- MATERIAL PROVIDED:
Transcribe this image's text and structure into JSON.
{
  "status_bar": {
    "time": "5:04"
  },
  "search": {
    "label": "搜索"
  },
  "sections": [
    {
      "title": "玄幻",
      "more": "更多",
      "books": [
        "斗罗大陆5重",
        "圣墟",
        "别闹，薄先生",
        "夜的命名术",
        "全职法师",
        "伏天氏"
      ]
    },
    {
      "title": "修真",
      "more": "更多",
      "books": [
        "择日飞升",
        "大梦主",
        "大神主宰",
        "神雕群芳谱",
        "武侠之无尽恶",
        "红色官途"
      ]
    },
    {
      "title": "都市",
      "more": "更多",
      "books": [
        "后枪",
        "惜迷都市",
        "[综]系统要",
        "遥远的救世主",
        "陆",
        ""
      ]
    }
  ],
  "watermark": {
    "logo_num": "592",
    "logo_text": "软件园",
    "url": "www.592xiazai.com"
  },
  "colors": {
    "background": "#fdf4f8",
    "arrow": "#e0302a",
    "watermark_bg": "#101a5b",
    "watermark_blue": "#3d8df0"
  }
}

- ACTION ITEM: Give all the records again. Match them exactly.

- ANSWER BOX:
Transcribe this image's text and structure into JSON.
{
  "status_bar": {
    "time": "5:04"
  },
  "search": {
    "label": "搜索"
  },
  "sections": [
    {
      "title": "玄幻",
      "more": "更多",
      "books": [
        "斗罗大陆5重",
        "圣墟",
        "别闹，薄先生",
        "夜的命名术",
        "全职法师",
        "伏天氏"
      ]
    },
    {
      "title": "修真",
      "more": "更多",
      "books": [
        "择日飞升",
        "大梦主",
        "大神主宰",
        "神雕群芳谱",
        "武侠之无尽恶",
        "红色官途"
      ]
    },
    {
      "title": "都市",
      "more": "更多",
      "books": [
        "后枪",
        "惜迷都市",
        "[综]系统要",
        "遥远的救世主",
        "陆",
        ""
      ]
    }
  ],
  "watermark": {
    "logo_num": "592",
    "logo_text": "软件园",
    "url": "www.592xiazai.com"
  },
  "colors": {
    "background": "#fdf4f8",
    "arrow": "#e0302a",
    "watermark_bg": "#101a5b",
    "watermark_blue": "#3d8df0"
  }
}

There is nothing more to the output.